Your Weekly–‘Tiny Moment’

(from SVBC charter member Gail Hewson Hull)

It was Alfred Lord Tennyson who said “Nature, red in tooth and claw”. 

My sister invited me over to her property in Santa Fe County, NM, just a couple of miles from our home, to see and photograph two Northern Harrier chicks that have been enjoying constant parental oversight since the nest was constructed in April. Sue thought they were about to fledge, so on Saturday morning I was there at 8:15 am. Alas, Sue met me with an anguished face. There had been an attack overnight, and it appeared at least one chick was ravaged with its body and one wing hanging over the side of the nest about 20 feet high in a pinyon pine. There was no sign of the other fledgling. 

Suddenly a hawk flew to a tree just 15- 20 feet away from us. We thought at first it was the female Northern Harrier. I took the photo you will see below. She looked at us, and then looked at the nest. Clearly, she had not adjusted to the abrupt change in her daily devotion to her chicks. Or so we thought. (The male was nowhere in sight). 

However, when I sent the photo to my birding friend, Bob, he said, “Hold on. That is an adult female Northern Goshawk, not a Harrier! The Goshawks had made a nest on Sue’s property last year!! Our current hypothesis is that the Goshawks did not like the Northern Harriers invading their territory, and attacked the fledglings just before they were ready to leave the nest and start learning to hunt. Or, as Bob suggested, it might have been an Great Horned Owl attack. Or Ravens. 

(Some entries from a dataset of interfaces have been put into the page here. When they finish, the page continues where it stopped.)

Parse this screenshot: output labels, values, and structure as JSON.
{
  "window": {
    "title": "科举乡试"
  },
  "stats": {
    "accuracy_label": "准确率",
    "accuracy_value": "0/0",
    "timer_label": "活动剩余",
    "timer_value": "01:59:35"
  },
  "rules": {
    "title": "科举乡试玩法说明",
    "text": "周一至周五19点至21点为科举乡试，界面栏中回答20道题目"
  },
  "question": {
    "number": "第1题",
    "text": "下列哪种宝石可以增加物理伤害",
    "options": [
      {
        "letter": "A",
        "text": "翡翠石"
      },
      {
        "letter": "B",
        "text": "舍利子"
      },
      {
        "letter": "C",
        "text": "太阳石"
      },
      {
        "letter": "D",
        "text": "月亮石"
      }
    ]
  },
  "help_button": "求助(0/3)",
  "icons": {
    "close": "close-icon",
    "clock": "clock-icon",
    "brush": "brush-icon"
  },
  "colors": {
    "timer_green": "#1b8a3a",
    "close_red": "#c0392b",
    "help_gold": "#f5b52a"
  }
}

So it doesn’t feel like a tiny moment at all, but it is a lesson once again about how few nests, even that of a medium sized hawk, produce healthy fledglings that survive on their own. From Google:

The average overall nesting survival rate of baby birds is only about 56% but this can range between 46% and 73% for most birds. Birds of prey like Red-Tailed Hawks have high nesting survival rates of 88.9% but smaller songbirds like House Sparrows have only 11.6%.My sister was so sad; we hugged, and I went on my way. But it has been hard to shake the wish to know exactly what happened to those birds on the brink of exploring the world.

Northern Goshawk: courtesy of Gail Hewson Hull

FYI: Please keep sending your Tiny Moments. Starting next week, a Tiny Moment will be published each Wednesday and Sunday.